(Beginning of Data shown)

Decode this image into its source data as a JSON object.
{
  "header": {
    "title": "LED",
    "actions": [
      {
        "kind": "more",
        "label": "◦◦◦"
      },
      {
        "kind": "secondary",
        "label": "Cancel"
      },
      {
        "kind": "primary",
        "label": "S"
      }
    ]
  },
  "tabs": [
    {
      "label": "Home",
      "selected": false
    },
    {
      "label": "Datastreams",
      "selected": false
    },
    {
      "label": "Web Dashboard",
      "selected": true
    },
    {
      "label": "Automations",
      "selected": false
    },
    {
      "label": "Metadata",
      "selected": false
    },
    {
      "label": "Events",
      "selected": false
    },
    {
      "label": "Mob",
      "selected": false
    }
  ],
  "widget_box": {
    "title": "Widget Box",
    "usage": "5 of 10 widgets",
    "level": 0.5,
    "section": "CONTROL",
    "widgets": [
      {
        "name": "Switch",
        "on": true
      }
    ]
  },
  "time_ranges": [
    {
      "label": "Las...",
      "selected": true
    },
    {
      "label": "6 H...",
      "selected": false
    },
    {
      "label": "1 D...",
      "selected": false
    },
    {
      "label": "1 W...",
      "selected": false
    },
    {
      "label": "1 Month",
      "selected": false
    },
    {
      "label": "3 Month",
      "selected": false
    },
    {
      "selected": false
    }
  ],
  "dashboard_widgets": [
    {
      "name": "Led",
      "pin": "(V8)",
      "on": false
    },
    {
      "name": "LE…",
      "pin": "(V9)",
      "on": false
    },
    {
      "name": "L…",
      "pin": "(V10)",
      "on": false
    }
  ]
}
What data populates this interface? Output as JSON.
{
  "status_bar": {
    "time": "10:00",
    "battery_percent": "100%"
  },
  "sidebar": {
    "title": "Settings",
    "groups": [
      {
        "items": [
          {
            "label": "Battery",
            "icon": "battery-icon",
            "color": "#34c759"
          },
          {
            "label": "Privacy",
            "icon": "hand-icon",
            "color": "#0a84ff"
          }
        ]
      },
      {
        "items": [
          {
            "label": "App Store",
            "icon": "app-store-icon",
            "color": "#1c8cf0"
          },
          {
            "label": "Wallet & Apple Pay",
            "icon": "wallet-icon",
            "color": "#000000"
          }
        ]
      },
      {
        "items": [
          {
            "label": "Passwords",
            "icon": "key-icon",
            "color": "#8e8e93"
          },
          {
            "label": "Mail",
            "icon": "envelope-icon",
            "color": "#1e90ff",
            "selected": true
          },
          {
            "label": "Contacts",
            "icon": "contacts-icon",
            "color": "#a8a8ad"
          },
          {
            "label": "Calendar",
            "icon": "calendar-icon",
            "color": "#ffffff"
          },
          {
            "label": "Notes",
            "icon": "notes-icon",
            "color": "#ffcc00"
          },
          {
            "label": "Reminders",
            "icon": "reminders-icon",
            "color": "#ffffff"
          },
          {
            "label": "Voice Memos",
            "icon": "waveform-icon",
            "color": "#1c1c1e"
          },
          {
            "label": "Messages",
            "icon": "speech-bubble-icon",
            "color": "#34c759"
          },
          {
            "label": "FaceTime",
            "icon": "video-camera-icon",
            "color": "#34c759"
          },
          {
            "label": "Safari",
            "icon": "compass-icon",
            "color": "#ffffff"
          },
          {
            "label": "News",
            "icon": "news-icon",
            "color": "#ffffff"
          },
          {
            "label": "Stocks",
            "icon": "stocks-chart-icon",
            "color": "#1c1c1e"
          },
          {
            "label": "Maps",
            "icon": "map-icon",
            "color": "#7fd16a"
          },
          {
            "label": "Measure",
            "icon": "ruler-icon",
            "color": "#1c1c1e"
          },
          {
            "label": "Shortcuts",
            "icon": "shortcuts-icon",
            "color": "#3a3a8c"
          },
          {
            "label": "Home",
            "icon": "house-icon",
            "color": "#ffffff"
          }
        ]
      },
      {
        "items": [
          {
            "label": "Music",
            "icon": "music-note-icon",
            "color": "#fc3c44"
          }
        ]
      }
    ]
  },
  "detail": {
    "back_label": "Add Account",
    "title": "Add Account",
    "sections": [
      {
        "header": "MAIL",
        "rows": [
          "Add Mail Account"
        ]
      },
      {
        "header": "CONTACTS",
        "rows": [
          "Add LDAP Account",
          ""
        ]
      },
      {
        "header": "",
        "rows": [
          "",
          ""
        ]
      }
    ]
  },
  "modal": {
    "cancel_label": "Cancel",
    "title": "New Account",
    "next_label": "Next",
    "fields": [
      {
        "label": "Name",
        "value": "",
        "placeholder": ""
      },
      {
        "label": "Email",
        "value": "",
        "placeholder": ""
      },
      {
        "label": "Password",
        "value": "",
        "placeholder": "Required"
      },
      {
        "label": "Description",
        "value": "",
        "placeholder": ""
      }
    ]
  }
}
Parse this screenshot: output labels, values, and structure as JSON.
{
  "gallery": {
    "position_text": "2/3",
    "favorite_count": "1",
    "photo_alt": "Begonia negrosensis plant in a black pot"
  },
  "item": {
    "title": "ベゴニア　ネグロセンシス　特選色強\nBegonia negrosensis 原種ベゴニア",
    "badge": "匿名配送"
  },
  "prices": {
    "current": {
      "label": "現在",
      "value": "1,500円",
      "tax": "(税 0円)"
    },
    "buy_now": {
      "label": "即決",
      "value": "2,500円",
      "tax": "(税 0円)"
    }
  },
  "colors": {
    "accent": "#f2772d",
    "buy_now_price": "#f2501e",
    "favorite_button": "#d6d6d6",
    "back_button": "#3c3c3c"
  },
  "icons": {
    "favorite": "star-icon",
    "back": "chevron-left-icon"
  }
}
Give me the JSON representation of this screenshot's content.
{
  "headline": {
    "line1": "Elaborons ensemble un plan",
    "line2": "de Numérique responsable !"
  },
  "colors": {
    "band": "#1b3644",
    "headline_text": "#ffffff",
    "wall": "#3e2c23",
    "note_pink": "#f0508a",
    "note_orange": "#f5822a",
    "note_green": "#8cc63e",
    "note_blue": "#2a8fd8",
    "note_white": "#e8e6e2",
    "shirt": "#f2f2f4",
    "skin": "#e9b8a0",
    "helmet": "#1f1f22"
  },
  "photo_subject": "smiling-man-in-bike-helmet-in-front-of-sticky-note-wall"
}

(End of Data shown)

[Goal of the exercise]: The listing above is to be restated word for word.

[Answer box]:
Decode this image into its source data as a JSON object.
{
  "header": {
    "title": "LED",
    "actions": [
      {
        "kind": "more",
        "label": "◦◦◦"
      },
      {
        "kind": "secondary",
        "label": "Cancel"
      },
      {
        "kind": "primary",
        "label": "S"
      }
    ]
  },
  "tabs": [
    {
      "label": "Home",
      "selected": false
    },
    {
      "label": "Datastreams",
      "selected": false
    },
    {
      "label": "Web Dashboard",
      "selected": true
    },
    {
      "label": "Automations",
      "selected": false
    },
    {
      "label": "Metadata",
      "selected": false
    },
    {
      "label": "Events",
      "selected": false
    },
    {
      "label": "Mob",
      "selected": false
    }
  ],
  "widget_box": {
    "title": "Widget Box",
    "usage": "5 of 10 widgets",
    "level": 0.5,
    "section": "CONTROL",
    "widgets": [
      {
        "name": "Switch",
        "on": true
      }
    ]
  },
  "time_ranges": [
    {
      "label": "Las...",
      "selected": true
    },
    {
      "label": "6 H...",
      "selected": false
    },
    {
      "label": "1 D...",
      "selected": false
    },
    {
      "label": "1 W...",
      "selected": false
    },
    {
      "label": "1 Month",
      "selected": false
    },
    {
      "label": "3 Month",
      "selected": false
    },
    {
      "selected": false
    }
  ],
  "dashboard_widgets": [
    {
      "name": "Led",
      "pin": "(V8)",
      "on": false
    },
    {
      "name": "LE…",
      "pin": "(V9)",
      "on": false
    },
    {
      "name": "L…",
      "pin": "(V10)",
      "on": false
    }
  ]
}
What data populates this interface? Output as JSON.
{
  "status_bar": {
    "time": "10:00",
    "battery_percent": "100%"
  },
  "sidebar": {
    "title": "Settings",
    "groups": [
      {
        "items": [
          {
            "label": "Battery",
            "icon": "battery-icon",
            "color": "#34c759"
          },
          {
            "label": "Privacy",
            "icon": "hand-icon",
            "color": "#0a84ff"
          }
        ]
      },
      {
        "items": [
          {
            "label": "App Store",
            "icon": "app-store-icon",
            "color": "#1c8cf0"
          },
          {
            "label": "Wallet & Apple Pay",
            "icon": "wallet-icon",
            "color": "#000000"
          }
        ]
      },
      {
        "items": [
          {
            "label": "Passwords",
            "icon": "key-icon",
            "color": "#8e8e93"
          },
          {
            "label": "Mail",
            "icon": "envelope-icon",
            "color": "#1e90ff",
            "selected": true
          },
          {
            "label": "Contacts",
            "icon": "contacts-icon",
            "color": "#a8a8ad"
          },
          {
            "label": "Calendar",
            "icon": "calendar-icon",
            "color": "#ffffff"
          },
          {
            "label": "Notes",
            "icon": "notes-icon",
            "color": "#ffcc00"
          },
          {
            "label": "Reminders",
            "icon": "reminders-icon",
            "color": "#ffffff"
          },
          {
            "label": "Voice Memos",
            "icon": "waveform-icon",
            "color": "#1c1c1e"
          },
          {
            "label": "Messages",
            "icon": "speech-bubble-icon",
            "color": "#34c759"
          },
          {
            "label": "FaceTime",
            "icon": "video-camera-icon",
            "color": "#34c759"
          },
          {
            "label": "Safari",
            "icon": "compass-icon",
            "color": "#ffffff"
          },
          {
            "label": "News",
            "icon": "news-icon",
            "color": "#ffffff"
          },
          {
            "label": "Stocks",
            "icon": "stocks-chart-icon",
            "color": "#1c1c1e"
          },
          {
            "label": "Maps",
            "icon": "map-icon",
            "color": "#7fd16a"
          },
          {
            "label": "Measure",
            "icon": "ruler-icon",
            "color": "#1c1c1e"
          },
          {
            "label": "Shortcuts",
            "icon": "shortcuts-icon",
            "color": "#3a3a8c"
          },
          {
            "label": "Home",
            "icon": "house-icon",
            "color": "#ffffff"
          }
        ]
      },
      {
        "items": [
          {
            "label": "Music",
            "icon": "music-note-icon",
            "color": "#fc3c44"
          }
        ]
      }
    ]
  },
  "detail": {
    "back_label": "Add Account",
    "title": "Add Account",
    "sections": [
      {
        "header": "MAIL",
        "rows": [
          "Add Mail Account"
        ]
      },
      {
        "header": "CONTACTS",
        "rows": [
          "Add LDAP Account",
          ""
        ]
      },
      {
        "header": "",
        "rows": [
          "",
          ""
        ]
      }
    ]
  },
  "modal": {
    "cancel_label": "Cancel",
    "title": "New Account",
    "next_label": "Next",
    "fields": [
      {
        "label": "Name",
        "value": "",
        "placeholder": ""
      },
      {
        "label": "Email",
        "value": "",
        "placeholder": ""
      },
      {
        "label": "Password",
        "value": "",
        "placeholder": "Required"
      },
      {
        "label": "Description",
        "value": "",
        "placeholder": ""
      }
    ]
  }
}
Parse this screenshot: output labels, values, and structure as JSON.
{
  "gallery": {
    "position_text": "2/3",
    "favorite_count": "1",
    "photo_alt": "Begonia negrosensis plant in a black pot"
  },
  "item": {
    "title": "ベゴニア　ネグロセンシス　特選色強\nBegonia negrosensis 原種ベゴニア",
    "badge": "匿名配送"
  },
  "prices": {
    "current": {
      "label": "現在",
      "value": "1,500円",
      "tax": "(税 0円)"
    },
    "buy_now": {
      "label": "即決",
      "value": "2,500円",
      "tax": "(税 0円)"
    }
  },
  "colors": {
    "accent": "#f2772d",
    "buy_now_price": "#f2501e",
    "favorite_button": "#d6d6d6",
    "back_button": "#3c3c3c"
  },
  "icons": {
    "favorite": "star-icon",
    "back": "chevron-left-icon"
  }
}
Give me the JSON representation of this screenshot's content.
{
  "headline": {
    "line1": "Elaborons ensemble un plan",
    "line2": "de Numérique responsable !"
  },
  "colors": {
    "band": "#1b3644",
    "headline_text": "#ffffff",
    "wall": "#3e2c23",
    "note_pink": "#f0508a",
    "note_orange": "#f5822a",
    "note_green": "#8cc63e",
    "note_blue": "#2a8fd8",
    "note_white": "#e8e6e2",
    "shirt": "#f2f2f4",
    "skin": "#e9b8a0",
    "helmet": "#1f1f22"
  },
  "photo_subject": "smiling-man-in-bike-helmet-in-front-of-sticky-note-wall"
}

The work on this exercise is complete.